- Opening Delimiter -

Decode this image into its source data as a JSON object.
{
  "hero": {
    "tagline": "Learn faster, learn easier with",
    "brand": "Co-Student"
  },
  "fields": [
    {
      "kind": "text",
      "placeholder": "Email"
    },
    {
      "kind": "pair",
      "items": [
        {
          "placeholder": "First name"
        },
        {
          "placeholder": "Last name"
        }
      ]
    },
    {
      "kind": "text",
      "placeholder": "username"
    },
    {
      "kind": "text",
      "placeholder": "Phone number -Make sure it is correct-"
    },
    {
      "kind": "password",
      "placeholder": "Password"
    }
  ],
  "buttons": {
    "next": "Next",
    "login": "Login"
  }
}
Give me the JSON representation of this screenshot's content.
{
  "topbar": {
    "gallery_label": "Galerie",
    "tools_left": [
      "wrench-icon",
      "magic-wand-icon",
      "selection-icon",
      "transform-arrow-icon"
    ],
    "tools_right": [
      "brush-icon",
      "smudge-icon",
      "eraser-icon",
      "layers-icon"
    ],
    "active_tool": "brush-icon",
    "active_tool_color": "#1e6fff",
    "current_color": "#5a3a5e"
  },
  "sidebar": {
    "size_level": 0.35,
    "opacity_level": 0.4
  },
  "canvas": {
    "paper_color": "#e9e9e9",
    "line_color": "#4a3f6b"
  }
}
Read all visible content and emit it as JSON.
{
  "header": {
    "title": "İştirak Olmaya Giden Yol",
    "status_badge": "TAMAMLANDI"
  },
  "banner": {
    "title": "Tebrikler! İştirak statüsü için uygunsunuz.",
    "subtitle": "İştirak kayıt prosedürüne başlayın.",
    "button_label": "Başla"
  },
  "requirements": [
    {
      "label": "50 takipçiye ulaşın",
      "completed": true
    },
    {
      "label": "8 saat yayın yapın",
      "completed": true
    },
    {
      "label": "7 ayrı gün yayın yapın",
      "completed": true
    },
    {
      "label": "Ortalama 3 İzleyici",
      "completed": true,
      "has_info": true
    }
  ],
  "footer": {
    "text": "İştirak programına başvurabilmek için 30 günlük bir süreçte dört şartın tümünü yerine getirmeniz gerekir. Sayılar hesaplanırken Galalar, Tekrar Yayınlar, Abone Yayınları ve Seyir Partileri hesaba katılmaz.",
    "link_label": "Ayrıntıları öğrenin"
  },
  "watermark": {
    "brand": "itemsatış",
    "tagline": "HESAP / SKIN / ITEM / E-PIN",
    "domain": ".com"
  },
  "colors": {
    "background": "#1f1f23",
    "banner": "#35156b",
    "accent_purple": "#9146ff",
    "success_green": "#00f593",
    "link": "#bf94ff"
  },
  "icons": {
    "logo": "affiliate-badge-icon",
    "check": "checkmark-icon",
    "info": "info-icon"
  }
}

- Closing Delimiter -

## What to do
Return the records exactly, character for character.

## Task answer
Decode this image into its source data as a JSON object.
{
  "hero": {
    "tagline": "Learn faster, learn easier with",
    "brand": "Co-Student"
  },
  "fields": [
    {
      "kind": "text",
      "placeholder": "Email"
    },
    {
      "kind": "pair",
      "items": [
        {
          "placeholder": "First name"
        },
        {
          "placeholder": "Last name"
        }
      ]
    },
    {
      "kind": "text",
      "placeholder": "username"
    },
    {
      "kind": "text",
      "placeholder": "Phone number -Make sure it is correct-"
    },
    {
      "kind": "password",
      "placeholder": "Password"
    }
  ],
  "buttons": {
    "next": "Next",
    "login": "Login"
  }
}
Give me the JSON representation of this screenshot's content.
{
  "topbar": {
    "gallery_label": "Galerie",
    "tools_left": [
      "wrench-icon",
      "magic-wand-icon",
      "selection-icon",
      "transform-arrow-icon"
    ],
    "tools_right": [
      "brush-icon",
      "smudge-icon",
      "eraser-icon",
      "layers-icon"
    ],
    "active_tool": "brush-icon",
    "active_tool_color": "#1e6fff",
    "current_color": "#5a3a5e"
  },
  "sidebar": {
    "size_level": 0.35,
    "opacity_level": 0.4
  },
  "canvas": {
    "paper_color": "#e9e9e9",
    "line_color": "#4a3f6b"
  }
}
Read all visible content and emit it as JSON.
{
  "header": {
    "title": "İştirak Olmaya Giden Yol",
    "status_badge": "TAMAMLANDI"
  },
  "banner": {
    "title": "Tebrikler! İştirak statüsü için uygunsunuz.",
    "subtitle": "İştirak kayıt prosedürüne başlayın.",
    "button_label": "Başla"
  },
  "requirements": [
    {
      "label": "50 takipçiye ulaşın",
      "completed": true
    },
    {
      "label": "8 saat yayın yapın",
      "completed": true
    },
    {
      "label": "7 ayrı gün yayın yapın",
      "completed": true
    },
    {
      "label": "Ortalama 3 İzleyici",
      "completed": true,
      "has_info": true
    }
  ],
  "footer": {
    "text": "İştirak programına başvurabilmek için 30 günlük bir süreçte dört şartın tümünü yerine getirmeniz gerekir. Sayılar hesaplanırken Galalar, Tekrar Yayınlar, Abone Yayınları ve Seyir Partileri hesaba katılmaz.",
    "link_label": "Ayrıntıları öğrenin"
  },
  "watermark": {
    "brand": "itemsatış",
    "tagline": "HESAP / SKIN / ITEM / E-PIN",
    "domain": ".com"
  },
  "colors": {
    "background": "#1f1f23",
    "banner": "#35156b",
    "accent_purple": "#9146ff",
    "success_green": "#00f593",
    "link": "#bf94ff"
  },
  "icons": {
    "logo": "affiliate-badge-icon",
    "check": "checkmark-icon",
    "info": "info-icon"
  }
}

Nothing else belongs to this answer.